Yahoo jumped $19.44 to $124.94 by the close of regular trading a day after the company reported stronger-than-expected earnings. Other Net stocks are riding Yahoo's wave: Amazon.com was up 6 percent at $35.06, Priceline.com jumped 10 percent to $35.62, and Lycos gained 6 percent to $44.25. America Online rose 3 percent to $57.44.
The run-up comes after yesterday's sell-off, sparked by anticipation of Yahoo's earnings report. Yahoo's stock yesterday hit its calendar year low.
Investors were concerned that Yahoo's growth would slow in the coming months because of sagging advertising revenues. In an interview with CNET News.com yesterday, Yahoo chief executive Tim Koogle said he believes there is "no reason to change" his company's focus following a strong earnings report that saw revenues more than double.
Yahoo reported net income of $74 million, or 12 cents a share, for the period ended June 30. In comparison, The Internet portal and search giant earned $27 million, or 5 cents a share, for the same period last year.
Wall Street expected the company to earn 10 cents a share during the second quarter, according to First Call's consensus of financial analysts. The per-share earnings also exceeded so-called whisper numbers of 11 cents per share.
Perhaps the most-watched figure in the report was Yahoo's revenue, which soared to $270 million. That's a 110 percent increase from the $128.5 million in revenue during the same period last year.
"The bottom line is that we continue to believe that Yahoo will experience some impact from that dot-com shakeout but that it will emerge from the shakeout in a stronger competitive position than it had going in," Merrill Lynch Internet analyst Henry Blodget wrote in a note to investors today.
Yahoo's results have received considerable attention recently as a handful of Wall Street analysts questioned the company's growth potential. Analysts have predicted that Yahoo's revenue growth could slow as cash-strapped dot-coms tighten their advertising budgets.
Today several Wall Street analysts issued reports reiterating their support for the stock, while analysts such as Derek Brown of W.R. Hambrecht continued to express concern about the "weakness of the online advertising market." Brown maintained that the company will continue to see growth from other areas, such as the international arena.
Yahoo's Koogle said the company expects to see continued growth in Internet ad sales.
"Ad spending is strong and will continue to grow well," he said, citing third-party industry reports. "Among our client base, we've been focused on getting as diversified as possible and at qualifying our customers."
Chief financial officer Susan Decker said during a conference call that less than 10 percent of Yahoo's revenues come from "financially questionable clients."

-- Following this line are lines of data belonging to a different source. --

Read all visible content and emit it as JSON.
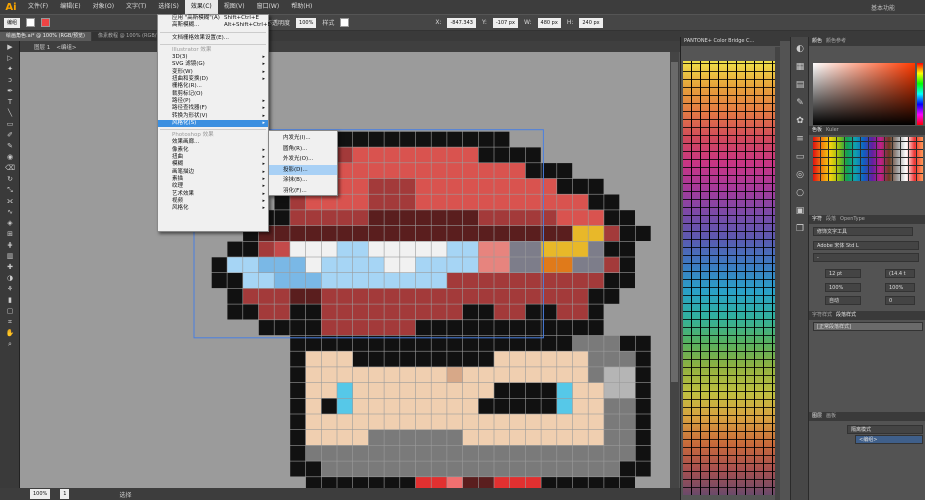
{
  "app": {
    "logo": "Ai",
    "workspace": "基本功能"
  },
  "menubar": [
    "文件(F)",
    "编辑(E)",
    "对象(O)",
    "文字(T)",
    "选择(S)",
    "效果(C)",
    "视图(V)",
    "窗口(W)",
    "帮助(H)"
  ],
  "control": {
    "mode": "编组",
    "opacity": "不透明度",
    "style": "样式",
    "x": "-847.343",
    "y": "-107 px",
    "w": "480 px",
    "h": "240 px",
    "zoom": "100%"
  },
  "tabs": [
    "绘画角色.ai* @ 100% (RGB/预览)",
    "像素教程 @ 100% (RGB/预览)",
    "*.ai @ 66.67% (RGB/预览)"
  ],
  "path": [
    "图层 1",
    "<编组>"
  ],
  "status": {
    "zoom": "100%",
    "page": "1",
    "label": "选择"
  },
  "menu": {
    "items": [
      {
        "label": "应用 \"高斯模糊\"(A)",
        "key": "Shift+Ctrl+E"
      },
      {
        "label": "高斯模糊...",
        "key": "Alt+Shift+Ctrl+E"
      },
      {
        "sep": true
      },
      {
        "label": "文档栅格效果设置(E)..."
      },
      {
        "sep": true
      },
      {
        "label": "Illustrator 效果",
        "header": true
      },
      {
        "label": "3D(3)",
        "arrow": true
      },
      {
        "label": "SVG 滤镜(G)",
        "arrow": true
      },
      {
        "label": "变形(W)",
        "arrow": true
      },
      {
        "label": "扭曲和变换(D)",
        "arrow": true
      },
      {
        "label": "栅格化(R)..."
      },
      {
        "label": "裁剪标记(O)"
      },
      {
        "label": "路径(P)",
        "arrow": true
      },
      {
        "label": "路径查找器(F)",
        "arrow": true
      },
      {
        "label": "转换为形状(V)",
        "arrow": true
      },
      {
        "label": "风格化(S)",
        "arrow": true,
        "selected": true
      },
      {
        "sep": true
      },
      {
        "label": "Photoshop 效果",
        "header": true
      },
      {
        "label": "效果画廊..."
      },
      {
        "label": "像素化",
        "arrow": true
      },
      {
        "label": "扭曲",
        "arrow": true
      },
      {
        "label": "模糊",
        "arrow": true
      },
      {
        "label": "画笔描边",
        "arrow": true
      },
      {
        "label": "素描",
        "arrow": true
      },
      {
        "label": "纹理",
        "arrow": true
      },
      {
        "label": "艺术效果",
        "arrow": true
      },
      {
        "label": "视频",
        "arrow": true
      },
      {
        "label": "风格化",
        "arrow": true
      }
    ],
    "submenu": [
      "内发光(I)...",
      "圆角(R)...",
      "外发光(O)...",
      "投影(D)...",
      "涂抹(B)...",
      "羽化(F)..."
    ],
    "submenu_selected": 3
  },
  "pantone": {
    "title": "PANTONE+ Color Bridge C..."
  },
  "right": {
    "color_tabs": [
      "颜色",
      "颜色参考"
    ],
    "swatch_tabs": [
      "色板",
      "Kuler"
    ],
    "type_tabs": [
      "字符",
      "段落",
      "OpenType"
    ],
    "touch_tool": "修饰文字工具",
    "font": "Adobe 宋体 Std L",
    "font_style": "-",
    "size": "12 pt",
    "leading": "(14.4 t",
    "tracking": "100%",
    "scale": "100%",
    "kern": "自动",
    "track2": "0",
    "style_tabs": [
      "字符样式",
      "段落样式"
    ],
    "para_style": "[正常段落样式]",
    "layer_tabs": [
      "图层",
      "画板"
    ],
    "layers": [
      "隔离模式",
      "<编组>"
    ]
  },
  "tools": [
    "pointer",
    "direct-select",
    "magic-wand",
    "lasso",
    "pen",
    "type",
    "line",
    "rect",
    "brush",
    "pencil",
    "blob",
    "eraser",
    "rotate",
    "scale",
    "width",
    "warp",
    "shape-builder",
    "perspective",
    "mesh",
    "gradient",
    "eyedropper",
    "blend",
    "symbol",
    "graph",
    "artboard",
    "slice",
    "hand",
    "zoom"
  ],
  "palette": {
    ".": "#9b9b9b",
    "K": "#111111",
    "D": "#5a1e1e",
    "R": "#a33a3a",
    "r": "#c44a4a",
    "L": "#d9534f",
    "P": "#e7847e",
    "W": "#f1f1f1",
    "B": "#a6d5f5",
    "b": "#7ab8e6",
    "Y": "#e8b829",
    "O": "#e07a1a",
    "g": "#7d7d8a",
    "S": "#f0cfb0",
    "s": "#d7a888",
    "G": "#7a7a7a",
    "H": "#b5b5b5",
    "C": "#56c8e8",
    "E": "#e23030",
    "e": "#f07070",
    "w": "#ffffff"
  },
  "pixels": [
    "......................................",
    "........KKKKKKKKKKKK..................",
    "......KKRRLLLLLLLLKKKK................",
    "......KRLLLLLLLLLLLLLKKK..............",
    ".....KRLLLLRRRLLLLLLLLLKKK............",
    ".....KRLLLLRRRLLLLLLLLLLLKK...........",
    "....KKRRRRRDDDDDDDRRRRRLLLKK..........",
    "...KDDDDDDDDDDDDDDDDDDDDYYRKK.........",
    "..KKRrWWWBBWWWWWBBPPggYYYgKK..........",
    ".KBBbbbWBBBBWWBBBBPPggOOggRK..........",
    ".KKBBbbbBBBBBBBBRRRRRRRRRRKK..........",
    "..KRRRDDRRRRRRRRRRRRRRRRRKK...........",
    "..KKRRKKRRRRRRRRRKKRRKKRRK............",
    "....KKKKRRRRRRKKKKKKKKKKKK............",
    "......KKKKKKKKKKKKKKKKKKGGGKK.........",
    "......KSSSKKKKKKKKKSSSSSSGGGK.........",
    "......KSSSSSSSSSsSSSSSSSSGHHK.........",
    "......KSSCSSSSSSSSSKKKKCSSHHK.........",
    "......KSKCSSSSSSSSKKKKKCSSGGK.........",
    "......KSSSSSSSSSSSSSSSSSSSGGK.........",
    "......KSSSSGGGGGGSSSSSSSSSGGK.........",
    "......KGGGGGGGGGGGGGGGGGGGGGK.........",
    "......KKGGGGGGGGGGGGGGGGGGGKK.........",
    ".......KKKKKKKEEeDDEEEKKKKKK..........",
    ".........KEEEEEeDDEEEEEEK.............",
    "........KEEEEEeeDDEEEEEEEK............"
  ]
}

Yahoo shares dipped as much as 8 percent yesterday after an influential Internet analyst said the company's spending would erode profit margins. Morgan Stanley Dean Witter analyst Mary Meeker said in a conference call to brokers that Yahoo's profits would be trimmed by its aggressive spending in developing wireless offerings.
Koogle said that the company plans to invest in new businesses and continue to build its brand, expecting to maintain profit margins of between 32 percent and 38 percent.

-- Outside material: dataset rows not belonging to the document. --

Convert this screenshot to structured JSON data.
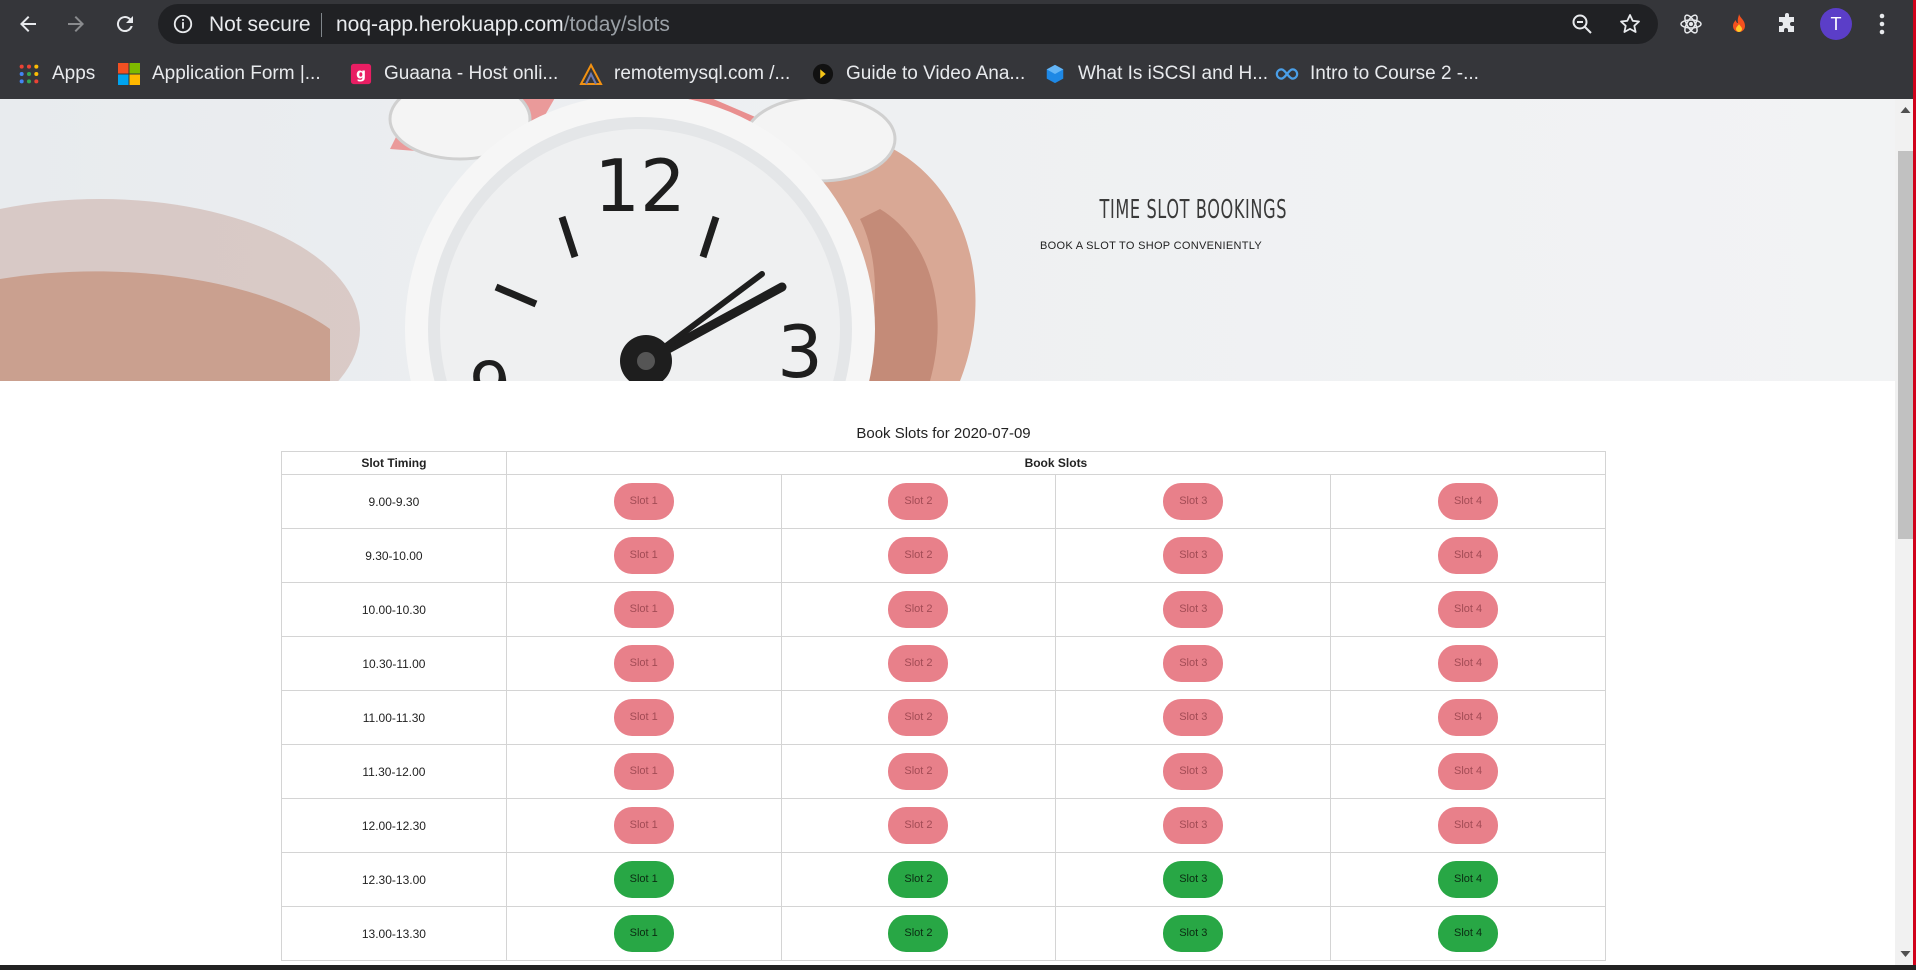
{
  "browser": {
    "security_label": "Not secure",
    "url_host": "noq-app.herokuapp.com",
    "url_path": "/today/slots",
    "profile_initial": "T",
    "bookmarks": [
      {
        "label": "Apps",
        "icon": "apps-grid-icon"
      },
      {
        "label": "Application Form |...",
        "icon": "microsoft-logo-icon"
      },
      {
        "label": "Guaana - Host onli...",
        "icon": "guaana-icon"
      },
      {
        "label": "remotemysql.com /...",
        "icon": "phpmyadmin-icon"
      },
      {
        "label": "Guide to Video Ana...",
        "icon": "video-guide-icon"
      },
      {
        "label": "What Is iSCSI and H...",
        "icon": "cube-icon"
      },
      {
        "label": "Intro to Course 2 -...",
        "icon": "infinity-icon"
      }
    ]
  },
  "hero": {
    "title": "TIME SLOT BOOKINGS",
    "subtitle": "BOOK A SLOT TO SHOP CONVENIENTLY"
  },
  "table": {
    "caption": "Book Slots for 2020-07-09",
    "headers": {
      "timing": "Slot Timing",
      "slots": "Book Slots"
    },
    "slot_labels": [
      "Slot 1",
      "Slot 2",
      "Slot 3",
      "Slot 4"
    ],
    "rows": [
      {
        "time": "9.00-9.30",
        "status": "booked"
      },
      {
        "time": "9.30-10.00",
        "status": "booked"
      },
      {
        "time": "10.00-10.30",
        "status": "booked"
      },
      {
        "time": "10.30-11.00",
        "status": "booked"
      },
      {
        "time": "11.00-11.30",
        "status": "booked"
      },
      {
        "time": "11.30-12.00",
        "status": "booked"
      },
      {
        "time": "12.00-12.30",
        "status": "booked"
      },
      {
        "time": "12.30-13.00",
        "status": "open"
      },
      {
        "time": "13.00-13.30",
        "status": "open"
      }
    ]
  },
  "colors": {
    "booked": "#e8808a",
    "open": "#28a745",
    "chrome": "#35363a",
    "omnibox": "#202124"
  }
}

"We don't anticipate any change in our margins," he said. "We expect we'll stay within the range, and in fact, we have so far consistently hit the top end of the range."
Koogle said Yahoo's new initiatives such as corporate and wireless portals are natural extensions of its current businesses and will incur only incremental costs.
Addressing concerns about the introduction of Yahoo FinanceVision, a business news channel that combines streaming media with Web browsing features, Koogle denied that the project shows Yahoo is departing from its primary role as a content aggregator to creating its own Web content.
"We are primarily a content aggregator," he said. "We're doing a good (job) at that and see no reason to change."
Just last week, Deutsche Banc Alex Brown analyst Andrea Williams Rice cut Yahoo's rating to "buy" from "strong buy," citing the ad spending slowdown. Market conditions and the loss of venture capital have been the main culprits, she wrote in her note to investors.
Last month, Merrill Lynch's Blodget also raised warning flags, predicting lower-than-expected revenue growth because of the sour market.